Learn More
Association analyses that exploit the natural diversity of a genome to map at very high resolutions are becoming increasingly important. In most studies, however, researchers must contend with the confounding effects of both population and family structure. TASSEL (Trait Analysis by aSSociation, Evolution and Linkage) implements general linear model and(More)
Mixed linear model (MLM) methods have proven useful in controlling for population structure and relatedness within genome-wide association studies. However, MLM-based methods can be computationally challenging for large datasets. We report a compression approach, called 'compressed MLM', that decreases the effective sample size of such datasets by(More)
Flowering time is a complex trait that controls adaptation of plants to their local environment in the outcrossing species Zea mays (maize). We dissected variation for flowering time with a set of 5000 recombinant inbred lines (maize Nested Association Mapping population, NAM). Nearly a million plants were assayed in eight environments but showed no(More)
Uncovering the genetic basis of agronomic traits in crop landraces that have adapted to various agro-climatic conditions is important to world food security. Here we have identified ∼ 3.6 million SNPs by sequencing 517 rice landraces and constructed a high-density haplotype map of the rice genome using a novel data-imputation method. We performed(More)
SUMMARY Software programs that conduct genome-wide association studies and genomic prediction and selection need to use methodologies that maximize statistical power, provide high prediction accuracy and run in a computationally efficient manner. We developed an R package called Genome Association and Prediction Integrated Tool (GAPIT) that implements(More)
The goal of many plant scientists' research is to explain natural phenotypic variation in terms of simple changes in DNA sequence. Traditionally, linkage mapping has been the most commonly employed method to reach this goal: experimental crosses are made to generate a family with known relatedness, and attempts are made to identify cosegregation of genetic(More)
Whereas breeders have exploited diversity in maize for yield improvements, there has been limited progress in using beneficial alleles in undomesticated varieties. Characterizing standing variation in this complex genome has been challenging, with only a small fraction of it described to date. Using a population genetics scoring model, we identified 55(More)

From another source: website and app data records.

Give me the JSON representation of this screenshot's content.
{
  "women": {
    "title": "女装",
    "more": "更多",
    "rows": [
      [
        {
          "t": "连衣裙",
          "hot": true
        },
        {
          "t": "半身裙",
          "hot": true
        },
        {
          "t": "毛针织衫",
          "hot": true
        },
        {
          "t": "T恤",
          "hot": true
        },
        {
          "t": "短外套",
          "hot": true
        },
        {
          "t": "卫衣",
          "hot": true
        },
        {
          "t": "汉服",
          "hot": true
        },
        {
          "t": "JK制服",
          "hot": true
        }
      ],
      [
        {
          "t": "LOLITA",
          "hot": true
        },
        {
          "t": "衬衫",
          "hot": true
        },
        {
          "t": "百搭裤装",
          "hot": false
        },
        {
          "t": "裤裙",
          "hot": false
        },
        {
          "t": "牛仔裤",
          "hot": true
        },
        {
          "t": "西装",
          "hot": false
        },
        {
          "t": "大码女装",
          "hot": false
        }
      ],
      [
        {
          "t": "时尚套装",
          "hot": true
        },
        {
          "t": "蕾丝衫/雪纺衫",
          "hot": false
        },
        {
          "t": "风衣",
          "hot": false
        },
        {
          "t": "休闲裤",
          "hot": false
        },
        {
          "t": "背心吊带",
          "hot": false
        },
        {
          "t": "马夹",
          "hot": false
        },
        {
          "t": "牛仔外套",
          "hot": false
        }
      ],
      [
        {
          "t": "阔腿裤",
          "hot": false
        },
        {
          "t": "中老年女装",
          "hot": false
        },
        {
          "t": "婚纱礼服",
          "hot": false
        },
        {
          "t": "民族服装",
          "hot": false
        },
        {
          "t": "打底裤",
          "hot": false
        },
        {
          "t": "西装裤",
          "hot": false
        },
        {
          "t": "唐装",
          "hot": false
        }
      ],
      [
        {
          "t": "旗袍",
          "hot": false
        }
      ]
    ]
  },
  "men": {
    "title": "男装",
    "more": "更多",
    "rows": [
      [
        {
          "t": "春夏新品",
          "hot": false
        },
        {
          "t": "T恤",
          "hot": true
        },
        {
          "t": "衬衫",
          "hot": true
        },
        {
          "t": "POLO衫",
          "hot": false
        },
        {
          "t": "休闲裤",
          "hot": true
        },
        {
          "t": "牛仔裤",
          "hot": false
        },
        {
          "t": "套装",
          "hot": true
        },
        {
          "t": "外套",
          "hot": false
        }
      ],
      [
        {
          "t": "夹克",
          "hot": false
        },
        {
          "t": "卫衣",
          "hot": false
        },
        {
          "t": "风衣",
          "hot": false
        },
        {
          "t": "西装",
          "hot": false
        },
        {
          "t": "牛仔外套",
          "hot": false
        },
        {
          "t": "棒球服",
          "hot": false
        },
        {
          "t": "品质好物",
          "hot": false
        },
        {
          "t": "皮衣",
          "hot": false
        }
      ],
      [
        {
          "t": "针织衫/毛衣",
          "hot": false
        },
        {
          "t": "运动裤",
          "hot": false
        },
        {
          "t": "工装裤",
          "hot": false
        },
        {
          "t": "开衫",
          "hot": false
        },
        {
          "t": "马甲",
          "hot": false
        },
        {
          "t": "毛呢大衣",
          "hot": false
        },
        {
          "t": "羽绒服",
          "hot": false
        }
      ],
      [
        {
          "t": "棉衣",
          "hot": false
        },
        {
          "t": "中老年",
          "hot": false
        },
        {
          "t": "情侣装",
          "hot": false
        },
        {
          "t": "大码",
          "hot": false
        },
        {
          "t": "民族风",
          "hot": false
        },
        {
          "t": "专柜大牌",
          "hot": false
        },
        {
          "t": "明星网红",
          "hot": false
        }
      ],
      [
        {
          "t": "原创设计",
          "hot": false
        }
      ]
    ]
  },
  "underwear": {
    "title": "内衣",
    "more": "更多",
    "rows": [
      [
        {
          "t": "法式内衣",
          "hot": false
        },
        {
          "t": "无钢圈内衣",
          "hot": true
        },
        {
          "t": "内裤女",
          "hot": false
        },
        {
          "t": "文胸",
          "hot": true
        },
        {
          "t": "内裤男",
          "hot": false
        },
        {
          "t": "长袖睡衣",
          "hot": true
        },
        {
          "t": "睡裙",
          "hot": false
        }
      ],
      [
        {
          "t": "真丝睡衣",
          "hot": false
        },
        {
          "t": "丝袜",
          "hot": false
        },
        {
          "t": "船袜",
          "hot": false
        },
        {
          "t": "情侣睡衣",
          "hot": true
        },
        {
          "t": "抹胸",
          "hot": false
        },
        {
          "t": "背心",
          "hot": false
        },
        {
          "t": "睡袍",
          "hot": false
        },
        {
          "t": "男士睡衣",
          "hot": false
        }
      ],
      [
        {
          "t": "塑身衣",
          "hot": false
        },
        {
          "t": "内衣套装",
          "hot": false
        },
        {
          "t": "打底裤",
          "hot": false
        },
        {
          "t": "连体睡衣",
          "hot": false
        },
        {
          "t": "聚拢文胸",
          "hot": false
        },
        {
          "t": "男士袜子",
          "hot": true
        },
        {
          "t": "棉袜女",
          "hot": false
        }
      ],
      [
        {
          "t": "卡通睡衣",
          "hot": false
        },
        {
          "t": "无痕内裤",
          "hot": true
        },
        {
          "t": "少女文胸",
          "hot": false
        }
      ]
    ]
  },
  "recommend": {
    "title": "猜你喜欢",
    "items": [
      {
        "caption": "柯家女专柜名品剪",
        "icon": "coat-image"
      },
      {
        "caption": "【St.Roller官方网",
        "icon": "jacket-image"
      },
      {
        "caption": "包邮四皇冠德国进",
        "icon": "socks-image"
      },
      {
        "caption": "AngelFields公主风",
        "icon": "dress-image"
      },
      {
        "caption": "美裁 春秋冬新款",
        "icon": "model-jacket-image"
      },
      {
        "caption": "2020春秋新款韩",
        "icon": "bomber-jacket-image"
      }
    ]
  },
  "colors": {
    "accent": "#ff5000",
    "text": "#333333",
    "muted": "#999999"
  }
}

Height is one of the most heritable and easily measured traits in maize (Zea mays L.). Given a pedigree or estimates of the genomic identity-by-state among related plants, height is also accurately predictable. But, mapping alleles explaining natural variation in maize height remains a formidable challenge. To address this challenge, we measured the plant(More)
Understanding the genetic basis of nitrogen and carbon metabolism will accelerate the development of plant varieties with high yield and improved nitrogen use efficiency. A robotized platform was used to measure the activities of 10 enzymes from carbon and nitrogen metabolism in the maize (Zea mays) intermated B73 × Mo17 mapping population, which provides(More)
Mixed models improve the ability to detect phenotype-genotype associations in the presence of population stratification and multiple levels of relatedness in genome-wide association studies (GWAS), but for large data sets the resource consumption becomes impractical. At the same time, the sample size and number of markers used for GWAS is increasing(More)